▸ Task prompt
Check the listing below for lines with the word "title" and say how many there are, with nothing but the number.

▸ Data extracts
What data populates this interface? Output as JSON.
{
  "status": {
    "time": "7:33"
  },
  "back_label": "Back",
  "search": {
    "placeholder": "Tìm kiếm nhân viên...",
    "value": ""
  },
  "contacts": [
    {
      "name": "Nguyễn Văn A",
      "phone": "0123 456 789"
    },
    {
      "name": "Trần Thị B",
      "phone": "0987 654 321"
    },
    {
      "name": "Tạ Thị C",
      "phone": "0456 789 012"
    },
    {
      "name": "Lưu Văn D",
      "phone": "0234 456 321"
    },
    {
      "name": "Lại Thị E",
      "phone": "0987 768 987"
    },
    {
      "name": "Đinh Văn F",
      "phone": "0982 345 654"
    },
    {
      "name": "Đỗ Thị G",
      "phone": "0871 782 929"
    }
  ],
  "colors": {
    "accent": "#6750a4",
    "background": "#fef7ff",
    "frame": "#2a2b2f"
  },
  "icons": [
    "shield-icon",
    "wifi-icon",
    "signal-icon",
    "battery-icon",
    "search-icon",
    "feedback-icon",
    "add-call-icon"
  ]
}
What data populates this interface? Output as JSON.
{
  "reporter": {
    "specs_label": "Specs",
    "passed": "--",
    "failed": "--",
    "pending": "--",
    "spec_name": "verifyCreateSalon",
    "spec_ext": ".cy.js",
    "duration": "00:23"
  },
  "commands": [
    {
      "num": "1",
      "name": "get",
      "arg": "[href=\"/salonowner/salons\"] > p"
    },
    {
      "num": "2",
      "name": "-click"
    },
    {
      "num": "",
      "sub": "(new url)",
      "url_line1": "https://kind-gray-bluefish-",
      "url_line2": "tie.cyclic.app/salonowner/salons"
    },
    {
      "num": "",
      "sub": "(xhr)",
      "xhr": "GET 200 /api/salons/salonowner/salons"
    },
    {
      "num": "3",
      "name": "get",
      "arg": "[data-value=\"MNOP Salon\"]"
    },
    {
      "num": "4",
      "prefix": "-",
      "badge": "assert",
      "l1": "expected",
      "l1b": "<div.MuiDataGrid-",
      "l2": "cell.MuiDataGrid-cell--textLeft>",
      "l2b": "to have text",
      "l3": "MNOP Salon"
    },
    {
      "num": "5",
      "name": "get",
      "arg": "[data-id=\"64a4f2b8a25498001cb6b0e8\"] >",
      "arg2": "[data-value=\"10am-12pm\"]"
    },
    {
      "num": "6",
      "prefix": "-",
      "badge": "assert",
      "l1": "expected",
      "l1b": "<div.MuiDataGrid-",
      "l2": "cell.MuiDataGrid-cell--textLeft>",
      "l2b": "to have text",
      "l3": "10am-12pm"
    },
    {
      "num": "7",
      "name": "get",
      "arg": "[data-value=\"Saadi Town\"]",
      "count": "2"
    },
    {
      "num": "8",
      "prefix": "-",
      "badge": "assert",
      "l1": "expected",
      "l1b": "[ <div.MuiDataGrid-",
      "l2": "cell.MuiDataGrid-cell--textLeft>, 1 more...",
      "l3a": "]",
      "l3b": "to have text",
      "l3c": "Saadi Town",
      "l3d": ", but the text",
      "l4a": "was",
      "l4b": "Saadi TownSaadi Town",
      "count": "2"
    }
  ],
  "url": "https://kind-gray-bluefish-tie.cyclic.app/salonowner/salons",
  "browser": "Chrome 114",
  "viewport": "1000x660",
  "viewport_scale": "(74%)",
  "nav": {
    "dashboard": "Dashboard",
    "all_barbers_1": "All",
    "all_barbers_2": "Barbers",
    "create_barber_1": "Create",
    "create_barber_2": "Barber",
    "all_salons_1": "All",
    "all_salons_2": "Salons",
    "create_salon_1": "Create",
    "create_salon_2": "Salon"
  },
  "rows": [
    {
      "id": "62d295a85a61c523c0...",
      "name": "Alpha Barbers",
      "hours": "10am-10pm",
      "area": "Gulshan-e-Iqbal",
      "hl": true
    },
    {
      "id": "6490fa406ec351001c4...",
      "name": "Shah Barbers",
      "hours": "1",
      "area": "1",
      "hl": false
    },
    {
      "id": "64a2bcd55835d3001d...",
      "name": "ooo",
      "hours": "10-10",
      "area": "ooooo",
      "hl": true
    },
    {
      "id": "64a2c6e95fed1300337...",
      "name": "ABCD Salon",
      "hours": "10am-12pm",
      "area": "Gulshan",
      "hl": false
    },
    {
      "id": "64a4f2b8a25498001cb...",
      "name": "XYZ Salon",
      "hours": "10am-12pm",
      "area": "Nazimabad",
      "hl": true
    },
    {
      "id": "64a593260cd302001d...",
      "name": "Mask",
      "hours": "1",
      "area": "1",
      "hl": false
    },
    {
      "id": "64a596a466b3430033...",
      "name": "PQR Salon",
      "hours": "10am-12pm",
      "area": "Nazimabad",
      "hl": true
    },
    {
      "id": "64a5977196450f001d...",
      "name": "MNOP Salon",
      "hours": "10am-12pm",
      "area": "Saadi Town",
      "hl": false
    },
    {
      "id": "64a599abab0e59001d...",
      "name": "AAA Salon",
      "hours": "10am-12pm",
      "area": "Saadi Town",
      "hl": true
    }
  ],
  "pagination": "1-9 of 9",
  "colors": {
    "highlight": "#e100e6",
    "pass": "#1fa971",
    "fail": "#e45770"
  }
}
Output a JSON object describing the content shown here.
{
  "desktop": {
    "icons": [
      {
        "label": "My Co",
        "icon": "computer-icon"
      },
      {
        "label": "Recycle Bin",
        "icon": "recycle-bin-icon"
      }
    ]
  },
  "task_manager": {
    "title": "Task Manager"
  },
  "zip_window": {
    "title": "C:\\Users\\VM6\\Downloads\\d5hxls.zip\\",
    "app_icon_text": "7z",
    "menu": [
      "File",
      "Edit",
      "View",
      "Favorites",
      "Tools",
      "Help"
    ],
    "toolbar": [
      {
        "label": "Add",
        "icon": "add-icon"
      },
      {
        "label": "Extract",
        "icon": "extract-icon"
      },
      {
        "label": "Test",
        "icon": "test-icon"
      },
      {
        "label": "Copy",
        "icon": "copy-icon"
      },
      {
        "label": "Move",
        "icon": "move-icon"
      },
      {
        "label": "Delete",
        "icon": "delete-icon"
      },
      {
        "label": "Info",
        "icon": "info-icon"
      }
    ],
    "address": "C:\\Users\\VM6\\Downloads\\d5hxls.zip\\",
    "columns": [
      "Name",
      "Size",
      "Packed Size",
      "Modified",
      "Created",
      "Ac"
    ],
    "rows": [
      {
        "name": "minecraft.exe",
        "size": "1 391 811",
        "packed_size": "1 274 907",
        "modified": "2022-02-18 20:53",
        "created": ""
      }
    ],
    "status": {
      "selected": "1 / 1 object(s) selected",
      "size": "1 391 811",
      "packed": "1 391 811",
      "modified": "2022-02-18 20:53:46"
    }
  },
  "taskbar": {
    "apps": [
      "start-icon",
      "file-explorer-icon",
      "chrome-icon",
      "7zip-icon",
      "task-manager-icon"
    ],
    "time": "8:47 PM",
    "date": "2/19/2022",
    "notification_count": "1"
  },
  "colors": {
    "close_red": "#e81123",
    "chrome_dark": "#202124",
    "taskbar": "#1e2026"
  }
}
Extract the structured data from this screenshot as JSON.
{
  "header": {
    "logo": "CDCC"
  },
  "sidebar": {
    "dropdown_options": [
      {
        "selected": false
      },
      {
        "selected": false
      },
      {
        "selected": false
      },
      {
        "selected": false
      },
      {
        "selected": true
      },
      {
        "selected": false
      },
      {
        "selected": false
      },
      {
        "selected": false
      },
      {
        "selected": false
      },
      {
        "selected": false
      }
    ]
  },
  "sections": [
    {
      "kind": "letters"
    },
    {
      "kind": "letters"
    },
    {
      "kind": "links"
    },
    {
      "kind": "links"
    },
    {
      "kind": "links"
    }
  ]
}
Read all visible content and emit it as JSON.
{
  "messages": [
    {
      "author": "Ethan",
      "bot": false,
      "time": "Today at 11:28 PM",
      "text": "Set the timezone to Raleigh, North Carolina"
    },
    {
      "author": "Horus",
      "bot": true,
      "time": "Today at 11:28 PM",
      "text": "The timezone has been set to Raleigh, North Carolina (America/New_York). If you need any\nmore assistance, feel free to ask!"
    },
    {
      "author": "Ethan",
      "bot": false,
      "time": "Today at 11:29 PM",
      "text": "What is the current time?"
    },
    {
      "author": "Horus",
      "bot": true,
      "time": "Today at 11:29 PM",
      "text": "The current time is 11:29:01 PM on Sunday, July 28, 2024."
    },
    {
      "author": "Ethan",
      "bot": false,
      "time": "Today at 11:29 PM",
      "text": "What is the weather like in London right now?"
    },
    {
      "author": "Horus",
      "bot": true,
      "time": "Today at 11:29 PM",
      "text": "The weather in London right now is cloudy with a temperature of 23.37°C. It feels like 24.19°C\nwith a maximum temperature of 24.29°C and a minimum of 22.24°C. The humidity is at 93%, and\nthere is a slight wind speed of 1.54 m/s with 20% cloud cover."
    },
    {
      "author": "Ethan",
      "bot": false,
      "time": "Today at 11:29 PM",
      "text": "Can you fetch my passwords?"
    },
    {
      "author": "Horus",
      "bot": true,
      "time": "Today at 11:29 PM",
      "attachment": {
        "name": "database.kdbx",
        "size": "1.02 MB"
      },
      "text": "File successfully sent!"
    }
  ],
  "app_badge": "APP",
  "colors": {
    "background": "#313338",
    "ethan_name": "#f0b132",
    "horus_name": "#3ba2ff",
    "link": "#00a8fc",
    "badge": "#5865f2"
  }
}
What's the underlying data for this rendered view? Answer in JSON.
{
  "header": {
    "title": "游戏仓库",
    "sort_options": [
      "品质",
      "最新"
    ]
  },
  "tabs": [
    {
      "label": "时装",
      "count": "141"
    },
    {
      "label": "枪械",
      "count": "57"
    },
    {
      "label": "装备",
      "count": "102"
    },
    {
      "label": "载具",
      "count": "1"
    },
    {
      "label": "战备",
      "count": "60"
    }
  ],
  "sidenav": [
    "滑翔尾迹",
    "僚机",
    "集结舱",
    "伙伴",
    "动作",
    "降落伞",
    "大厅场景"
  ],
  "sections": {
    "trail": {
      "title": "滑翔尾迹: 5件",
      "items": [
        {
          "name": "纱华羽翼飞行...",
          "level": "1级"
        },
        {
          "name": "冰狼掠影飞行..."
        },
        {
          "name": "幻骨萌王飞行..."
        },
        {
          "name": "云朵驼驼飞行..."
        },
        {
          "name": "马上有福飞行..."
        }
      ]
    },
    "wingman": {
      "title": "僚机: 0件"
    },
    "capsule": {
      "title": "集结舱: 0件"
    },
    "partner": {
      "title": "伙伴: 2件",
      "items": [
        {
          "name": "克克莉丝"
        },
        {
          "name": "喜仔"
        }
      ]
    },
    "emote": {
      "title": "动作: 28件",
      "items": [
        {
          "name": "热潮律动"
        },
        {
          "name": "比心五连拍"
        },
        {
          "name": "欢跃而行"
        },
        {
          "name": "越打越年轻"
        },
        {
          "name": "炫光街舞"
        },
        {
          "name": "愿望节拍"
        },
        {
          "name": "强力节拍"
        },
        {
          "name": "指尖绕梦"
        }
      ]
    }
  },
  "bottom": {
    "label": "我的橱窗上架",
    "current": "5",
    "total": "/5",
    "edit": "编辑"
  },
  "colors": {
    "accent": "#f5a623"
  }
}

▸ Written response
8